* [Problem requirements]
The response should be the data again, identical in every line.

* [Available data]

•••

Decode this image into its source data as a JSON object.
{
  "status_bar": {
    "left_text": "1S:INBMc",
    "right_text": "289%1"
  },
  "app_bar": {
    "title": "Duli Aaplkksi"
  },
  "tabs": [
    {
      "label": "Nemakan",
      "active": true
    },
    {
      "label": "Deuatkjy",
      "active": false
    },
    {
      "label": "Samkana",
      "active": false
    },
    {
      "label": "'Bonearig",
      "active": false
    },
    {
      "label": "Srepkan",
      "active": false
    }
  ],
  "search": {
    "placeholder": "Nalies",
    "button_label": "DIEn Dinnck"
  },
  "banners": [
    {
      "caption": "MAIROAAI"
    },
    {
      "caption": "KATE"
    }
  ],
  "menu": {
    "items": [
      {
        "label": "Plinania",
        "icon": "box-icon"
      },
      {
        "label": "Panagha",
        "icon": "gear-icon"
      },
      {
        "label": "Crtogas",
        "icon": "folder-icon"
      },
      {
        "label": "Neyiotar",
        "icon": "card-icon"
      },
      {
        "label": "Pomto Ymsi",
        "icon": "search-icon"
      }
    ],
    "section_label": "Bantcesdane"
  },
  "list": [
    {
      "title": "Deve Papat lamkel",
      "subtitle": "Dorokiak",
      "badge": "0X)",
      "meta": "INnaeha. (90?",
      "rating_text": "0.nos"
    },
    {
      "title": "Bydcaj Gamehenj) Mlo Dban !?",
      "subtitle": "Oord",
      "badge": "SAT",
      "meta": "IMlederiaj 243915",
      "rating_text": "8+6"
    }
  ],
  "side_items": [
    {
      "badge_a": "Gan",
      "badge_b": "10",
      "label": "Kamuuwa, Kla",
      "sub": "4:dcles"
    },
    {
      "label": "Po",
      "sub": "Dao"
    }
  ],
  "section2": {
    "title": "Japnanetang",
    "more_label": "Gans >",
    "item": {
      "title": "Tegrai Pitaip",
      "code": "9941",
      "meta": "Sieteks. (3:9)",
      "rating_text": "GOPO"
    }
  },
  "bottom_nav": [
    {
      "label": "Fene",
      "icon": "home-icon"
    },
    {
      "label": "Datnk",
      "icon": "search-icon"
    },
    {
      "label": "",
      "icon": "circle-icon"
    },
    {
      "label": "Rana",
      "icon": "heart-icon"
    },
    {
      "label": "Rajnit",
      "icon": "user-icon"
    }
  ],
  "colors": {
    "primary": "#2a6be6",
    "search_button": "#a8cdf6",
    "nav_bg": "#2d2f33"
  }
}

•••

* [Exercise result]
Decode this image into its source data as a JSON object.
{
  "status_bar": {
    "left_text": "1S:INBMc",
    "right_text": "289%1"
  },
  "app_bar": {
    "title": "Duli Aaplkksi"
  },
  "tabs": [
    {
      "label": "Nemakan",
      "active": true
    },
    {
      "label": "Deuatkjy",
      "active": false
    },
    {
      "label": "Samkana",
      "active": false
    },
    {
      "label": "'Bonearig",
      "active": false
    },
    {
      "label": "Srepkan",
      "active": false
    }
  ],
  "search": {
    "placeholder": "Nalies",
    "button_label": "DIEn Dinnck"
  },
  "banners": [
    {
      "caption": "MAIROAAI"
    },
    {
      "caption": "KATE"
    }
  ],
  "menu": {
    "items": [
      {
        "label": "Plinania",
        "icon": "box-icon"
      },
      {
        "label": "Panagha",
        "icon": "gear-icon"
      },
      {
        "label": "Crtogas",
        "icon": "folder-icon"
      },
      {
        "label": "Neyiotar",
        "icon": "card-icon"
      },
      {
        "label": "Pomto Ymsi",
        "icon": "search-icon"
      }
    ],
    "section_label": "Bantcesdane"
  },
  "list": [
    {
      "title": "Deve Papat lamkel",
      "subtitle": "Dorokiak",
      "badge": "0X)",
      "meta": "INnaeha. (90?",
      "rating_text": "0.nos"
    },
    {
      "title": "Bydcaj Gamehenj) Mlo Dban !?",
      "subtitle": "Oord",
      "badge": "SAT",
      "meta": "IMlederiaj 243915",
      "rating_text": "8+6"
    }
  ],
  "side_items": [
    {
      "badge_a": "Gan",
      "badge_b": "10",
      "label": "Kamuuwa, Kla",
      "sub": "4:dcles"
    },
    {
      "label": "Po",
      "sub": "Dao"
    }
  ],
  "section2": {
    "title": "Japnanetang",
    "more_label": "Gans >",
    "item": {
      "title": "Tegrai Pitaip",
      "code": "9941",
      "meta": "Sieteks. (3:9)",
      "rating_text": "GOPO"
    }
  },
  "bottom_nav": [
    {
      "label": "Fene",
      "icon": "home-icon"
    },
    {
      "label": "Datnk",
      "icon": "search-icon"
    },
    {
      "label": "",
      "icon": "circle-icon"
    },
    {
      "label": "Rana",
      "icon": "heart-icon"
    },
    {
      "label": "Rajnit",
      "icon": "user-icon"
    }
  ],
  "colors": {
    "primary": "#2a6be6",
    "search_button": "#a8cdf6",
    "nav_bg": "#2d2f33"
  }
}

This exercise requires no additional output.